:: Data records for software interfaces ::
=== Begin Enclosure ===

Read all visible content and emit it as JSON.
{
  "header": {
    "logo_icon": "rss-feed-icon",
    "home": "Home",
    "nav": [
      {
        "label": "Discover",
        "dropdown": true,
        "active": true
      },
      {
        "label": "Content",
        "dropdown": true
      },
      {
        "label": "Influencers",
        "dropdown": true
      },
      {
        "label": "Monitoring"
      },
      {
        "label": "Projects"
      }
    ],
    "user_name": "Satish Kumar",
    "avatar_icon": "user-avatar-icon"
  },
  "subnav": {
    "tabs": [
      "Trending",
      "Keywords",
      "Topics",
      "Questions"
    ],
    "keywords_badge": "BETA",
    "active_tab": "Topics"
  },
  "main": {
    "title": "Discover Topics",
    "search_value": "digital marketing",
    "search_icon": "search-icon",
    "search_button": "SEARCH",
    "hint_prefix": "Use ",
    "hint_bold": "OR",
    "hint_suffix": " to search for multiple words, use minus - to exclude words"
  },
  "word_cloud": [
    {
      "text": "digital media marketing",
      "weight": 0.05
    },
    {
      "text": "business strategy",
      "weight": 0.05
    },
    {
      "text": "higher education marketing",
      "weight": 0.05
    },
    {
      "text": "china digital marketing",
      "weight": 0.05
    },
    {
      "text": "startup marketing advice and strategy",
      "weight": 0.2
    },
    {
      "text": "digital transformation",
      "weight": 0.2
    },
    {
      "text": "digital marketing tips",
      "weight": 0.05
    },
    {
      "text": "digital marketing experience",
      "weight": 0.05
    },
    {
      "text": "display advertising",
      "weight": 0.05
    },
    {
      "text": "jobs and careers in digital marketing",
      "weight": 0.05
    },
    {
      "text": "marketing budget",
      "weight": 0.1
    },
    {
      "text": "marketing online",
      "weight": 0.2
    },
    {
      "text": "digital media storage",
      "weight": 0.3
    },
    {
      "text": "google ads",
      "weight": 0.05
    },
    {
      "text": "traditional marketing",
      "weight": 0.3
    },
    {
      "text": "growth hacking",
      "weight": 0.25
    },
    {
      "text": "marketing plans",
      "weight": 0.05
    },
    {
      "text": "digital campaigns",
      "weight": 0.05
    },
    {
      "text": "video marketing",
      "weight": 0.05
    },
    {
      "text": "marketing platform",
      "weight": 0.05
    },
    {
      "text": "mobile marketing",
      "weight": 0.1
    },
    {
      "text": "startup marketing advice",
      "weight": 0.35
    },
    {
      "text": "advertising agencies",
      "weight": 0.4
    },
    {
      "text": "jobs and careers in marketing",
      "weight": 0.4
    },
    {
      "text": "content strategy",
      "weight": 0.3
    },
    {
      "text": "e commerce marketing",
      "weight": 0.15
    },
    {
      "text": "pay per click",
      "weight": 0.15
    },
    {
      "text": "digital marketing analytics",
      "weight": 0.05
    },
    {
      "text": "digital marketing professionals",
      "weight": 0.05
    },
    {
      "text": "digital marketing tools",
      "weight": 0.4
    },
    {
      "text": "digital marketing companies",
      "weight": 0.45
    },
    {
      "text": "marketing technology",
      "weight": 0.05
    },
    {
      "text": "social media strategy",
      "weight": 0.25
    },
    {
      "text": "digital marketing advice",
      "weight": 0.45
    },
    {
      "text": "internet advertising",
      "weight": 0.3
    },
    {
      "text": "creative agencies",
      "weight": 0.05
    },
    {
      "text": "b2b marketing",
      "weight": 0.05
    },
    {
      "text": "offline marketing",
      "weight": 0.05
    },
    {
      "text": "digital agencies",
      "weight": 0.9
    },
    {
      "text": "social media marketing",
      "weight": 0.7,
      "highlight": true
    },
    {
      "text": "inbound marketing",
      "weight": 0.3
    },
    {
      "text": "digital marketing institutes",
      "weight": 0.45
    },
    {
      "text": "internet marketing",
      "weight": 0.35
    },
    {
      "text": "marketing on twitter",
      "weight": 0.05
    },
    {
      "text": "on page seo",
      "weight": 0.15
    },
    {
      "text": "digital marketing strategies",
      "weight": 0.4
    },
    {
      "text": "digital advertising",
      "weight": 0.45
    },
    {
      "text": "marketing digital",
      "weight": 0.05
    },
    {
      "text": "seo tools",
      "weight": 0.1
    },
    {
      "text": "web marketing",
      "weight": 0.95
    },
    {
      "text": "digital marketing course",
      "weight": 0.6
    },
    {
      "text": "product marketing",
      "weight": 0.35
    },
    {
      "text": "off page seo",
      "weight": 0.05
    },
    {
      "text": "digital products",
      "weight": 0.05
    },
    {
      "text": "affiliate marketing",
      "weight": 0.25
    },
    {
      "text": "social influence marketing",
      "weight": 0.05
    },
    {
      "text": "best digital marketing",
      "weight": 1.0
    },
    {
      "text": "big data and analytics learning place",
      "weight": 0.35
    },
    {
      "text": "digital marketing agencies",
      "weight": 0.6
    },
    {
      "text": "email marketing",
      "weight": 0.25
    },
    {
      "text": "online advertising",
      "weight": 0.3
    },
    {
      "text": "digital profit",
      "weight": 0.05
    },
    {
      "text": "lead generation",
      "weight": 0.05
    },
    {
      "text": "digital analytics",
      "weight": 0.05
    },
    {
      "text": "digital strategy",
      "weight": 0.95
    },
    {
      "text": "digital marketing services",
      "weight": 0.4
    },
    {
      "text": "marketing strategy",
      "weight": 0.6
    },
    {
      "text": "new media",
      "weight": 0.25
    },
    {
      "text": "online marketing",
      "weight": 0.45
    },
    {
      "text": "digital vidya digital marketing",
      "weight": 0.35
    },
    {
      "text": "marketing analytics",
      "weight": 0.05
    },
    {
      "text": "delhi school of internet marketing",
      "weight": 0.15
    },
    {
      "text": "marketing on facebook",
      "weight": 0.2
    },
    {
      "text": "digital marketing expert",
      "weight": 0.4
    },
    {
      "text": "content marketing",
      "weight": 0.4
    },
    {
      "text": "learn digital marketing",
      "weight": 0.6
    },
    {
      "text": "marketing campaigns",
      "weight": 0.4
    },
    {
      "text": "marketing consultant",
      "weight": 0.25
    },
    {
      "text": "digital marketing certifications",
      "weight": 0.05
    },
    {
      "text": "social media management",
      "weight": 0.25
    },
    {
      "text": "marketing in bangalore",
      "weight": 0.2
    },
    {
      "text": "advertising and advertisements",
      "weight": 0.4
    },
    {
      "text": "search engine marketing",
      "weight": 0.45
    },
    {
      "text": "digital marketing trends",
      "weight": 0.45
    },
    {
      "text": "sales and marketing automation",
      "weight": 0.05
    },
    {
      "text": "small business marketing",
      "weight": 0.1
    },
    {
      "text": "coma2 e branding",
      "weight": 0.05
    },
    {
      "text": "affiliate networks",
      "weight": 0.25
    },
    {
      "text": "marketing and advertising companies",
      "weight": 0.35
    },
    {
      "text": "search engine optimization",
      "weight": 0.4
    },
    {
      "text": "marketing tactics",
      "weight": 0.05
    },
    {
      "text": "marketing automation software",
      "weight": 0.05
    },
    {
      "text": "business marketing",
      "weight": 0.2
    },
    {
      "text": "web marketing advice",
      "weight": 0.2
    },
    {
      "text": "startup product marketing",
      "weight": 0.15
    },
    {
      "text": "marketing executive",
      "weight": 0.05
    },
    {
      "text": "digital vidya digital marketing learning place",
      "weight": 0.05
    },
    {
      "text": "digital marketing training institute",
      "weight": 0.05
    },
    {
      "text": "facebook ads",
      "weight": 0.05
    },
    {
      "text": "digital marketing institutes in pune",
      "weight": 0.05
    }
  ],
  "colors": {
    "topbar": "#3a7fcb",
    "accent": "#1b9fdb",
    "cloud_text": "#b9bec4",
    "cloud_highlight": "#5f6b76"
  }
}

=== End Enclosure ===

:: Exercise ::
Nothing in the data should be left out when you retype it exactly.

:: Exercise answer ::
Read all visible content and emit it as JSON.
{
  "header": {
    "logo_icon": "rss-feed-icon",
    "home": "Home",
    "nav": [
      {
        "label": "Discover",
        "dropdown": true,
        "active": true
      },
      {
        "label": "Content",
        "dropdown": true
      },
      {
        "label": "Influencers",
        "dropdown": true
      },
      {
        "label": "Monitoring"
      },
      {
        "label": "Projects"
      }
    ],
    "user_name": "Satish Kumar",
    "avatar_icon": "user-avatar-icon"
  },
  "subnav": {
    "tabs": [
      "Trending",
      "Keywords",
      "Topics",
      "Questions"
    ],
    "keywords_badge": "BETA",
    "active_tab": "Topics"
  },
  "main": {
    "title": "Discover Topics",
    "search_value": "digital marketing",
    "search_icon": "search-icon",
    "search_button": "SEARCH",
    "hint_prefix": "Use ",
    "hint_bold": "OR",
    "hint_suffix": " to search for multiple words, use minus - to exclude words"
  },
  "word_cloud": [
    {
      "text": "digital media marketing",
      "weight": 0.05
    },
    {
      "text": "business strategy",
      "weight": 0.05
    },
    {
      "text": "higher education marketing",
      "weight": 0.05
    },
    {
      "text": "china digital marketing",
      "weight": 0.05
    },
    {
      "text": "startup marketing advice and strategy",
      "weight": 0.2
    },
    {
      "text": "digital transformation",
      "weight": 0.2
    },
    {
      "text": "digital marketing tips",
      "weight": 0.05
    },
    {
      "text": "digital marketing experience",
      "weight": 0.05
    },
    {
      "text": "display advertising",
      "weight": 0.05
    },
    {
      "text": "jobs and careers in digital marketing",
      "weight": 0.05
    },
    {
      "text": "marketing budget",
      "weight": 0.1
    },
    {
      "text": "marketing online",
      "weight": 0.2
    },
    {
      "text": "digital media storage",
      "weight": 0.3
    },
    {
      "text": "google ads",
      "weight": 0.05
    },
    {
      "text": "traditional marketing",
      "weight": 0.3
    },
    {
      "text": "growth hacking",
      "weight": 0.25
    },
    {
      "text": "marketing plans",
      "weight": 0.05
    },
    {
      "text": "digital campaigns",
      "weight": 0.05
    },
    {
      "text": "video marketing",
      "weight": 0.05
    },
    {
      "text": "marketing platform",
      "weight": 0.05
    },
    {
      "text": "mobile marketing",
      "weight": 0.1
    },
    {
      "text": "startup marketing advice",
      "weight": 0.35
    },
    {
      "text": "advertising agencies",
      "weight": 0.4
    },
    {
      "text": "jobs and careers in marketing",
      "weight": 0.4
    },
    {
      "text": "content strategy",
      "weight": 0.3
    },
    {
      "text": "e commerce marketing",
      "weight": 0.15
    },
    {
      "text": "pay per click",
      "weight": 0.15
    },
    {
      "text": "digital marketing analytics",
      "weight": 0.05
    },
    {
      "text": "digital marketing professionals",
      "weight": 0.05
    },
    {
      "text": "digital marketing tools",
      "weight": 0.4
    },
    {
      "text": "digital marketing companies",
      "weight": 0.45
    },
    {
      "text": "marketing technology",
      "weight": 0.05
    },
    {
      "text": "social media strategy",
      "weight": 0.25
    },
    {
      "text": "digital marketing advice",
      "weight": 0.45
    },
    {
      "text": "internet advertising",
      "weight": 0.3
    },
    {
      "text": "creative agencies",
      "weight": 0.05
    },
    {
      "text": "b2b marketing",
      "weight": 0.05
    },
    {
      "text": "offline marketing",
      "weight": 0.05
    },
    {
      "text": "digital agencies",
      "weight": 0.9
    },
    {
      "text": "social media marketing",
      "weight": 0.7,
      "highlight": true
    },
    {
      "text": "inbound marketing",
      "weight": 0.3
    },
    {
      "text": "digital marketing institutes",
      "weight": 0.45
    },
    {
      "text": "internet marketing",
      "weight": 0.35
    },
    {
      "text": "marketing on twitter",
      "weight": 0.05
    },
    {
      "text": "on page seo",
      "weight": 0.15
    },
    {
      "text": "digital marketing strategies",
      "weight": 0.4
    },
    {
      "text": "digital advertising",
      "weight": 0.45
    },
    {
      "text": "marketing digital",
      "weight": 0.05
    },
    {
      "text": "seo tools",
      "weight": 0.1
    },
    {
      "text": "web marketing",
      "weight": 0.95
    },
    {
      "text": "digital marketing course",
      "weight": 0.6
    },
    {
      "text": "product marketing",
      "weight": 0.35
    },
    {
      "text": "off page seo",
      "weight": 0.05
    },
    {
      "text": "digital products",
      "weight": 0.05
    },
    {
      "text": "affiliate marketing",
      "weight": 0.25
    },
    {
      "text": "social influence marketing",
      "weight": 0.05
    },
    {
      "text": "best digital marketing",
      "weight": 1.0
    },
    {
      "text": "big data and analytics learning place",
      "weight": 0.35
    },
    {
      "text": "digital marketing agencies",
      "weight": 0.6
    },
    {
      "text": "email marketing",
      "weight": 0.25
    },
    {
      "text": "online advertising",
      "weight": 0.3
    },
    {
      "text": "digital profit",
      "weight": 0.05
    },
    {
      "text": "lead generation",
      "weight": 0.05
    },
    {
      "text": "digital analytics",
      "weight": 0.05
    },
    {
      "text": "digital strategy",
      "weight": 0.95
    },
    {
      "text": "digital marketing services",
      "weight": 0.4
    },
    {
      "text": "marketing strategy",
      "weight": 0.6
    },
    {
      "text": "new media",
      "weight": 0.25
    },
    {
      "text": "online marketing",
      "weight": 0.45
    },
    {
      "text": "digital vidya digital marketing",
      "weight": 0.35
    },
    {
      "text": "marketing analytics",
      "weight": 0.05
    },
    {
      "text": "delhi school of internet marketing",
      "weight": 0.15
    },
    {
      "text": "marketing on facebook",
      "weight": 0.2
    },
    {
      "text": "digital marketing expert",
      "weight": 0.4
    },
    {
      "text": "content marketing",
      "weight": 0.4
    },
    {
      "text": "learn digital marketing",
      "weight": 0.6
    },
    {
      "text": "marketing campaigns",
      "weight": 0.4
    },
    {
      "text": "marketing consultant",
      "weight": 0.25
    },
    {
      "text": "digital marketing certifications",
      "weight": 0.05
    },
    {
      "text": "social media management",
      "weight": 0.25
    },
    {
      "text": "marketing in bangalore",
      "weight": 0.2
    },
    {
      "text": "advertising and advertisements",
      "weight": 0.4
    },
    {
      "text": "search engine marketing",
      "weight": 0.45
    },
    {
      "text": "digital marketing trends",
      "weight": 0.45
    },
    {
      "text": "sales and marketing automation",
      "weight": 0.05
    },
    {
      "text": "small business marketing",
      "weight": 0.1
    },
    {
      "text": "coma2 e branding",
      "weight": 0.05
    },
    {
      "text": "affiliate networks",
      "weight": 0.25
    },
    {
      "text": "marketing and advertising companies",
      "weight": 0.35
    },
    {
      "text": "search engine optimization",
      "weight": 0.4
    },
    {
      "text": "marketing tactics",
      "weight": 0.05
    },
    {
      "text": "marketing automation software",
      "weight": 0.05
    },
    {
      "text": "business marketing",
      "weight": 0.2
    },
    {
      "text": "web marketing advice",
      "weight": 0.2
    },
    {
      "text": "startup product marketing",
      "weight": 0.15
    },
    {
      "text": "marketing executive",
      "weight": 0.05
    },
    {
      "text": "digital vidya digital marketing learning place",
      "weight": 0.05
    },
    {
      "text": "digital marketing training institute",
      "weight": 0.05
    },
    {
      "text": "facebook ads",
      "weight": 0.05
    },
    {
      "text": "digital marketing institutes in pune",
      "weight": 0.05
    }
  ],
  "colors": {
    "topbar": "#3a7fcb",
    "accent": "#1b9fdb",
    "cloud_text": "#b9bec4",
    "cloud_highlight": "#5f6b76"
  }
}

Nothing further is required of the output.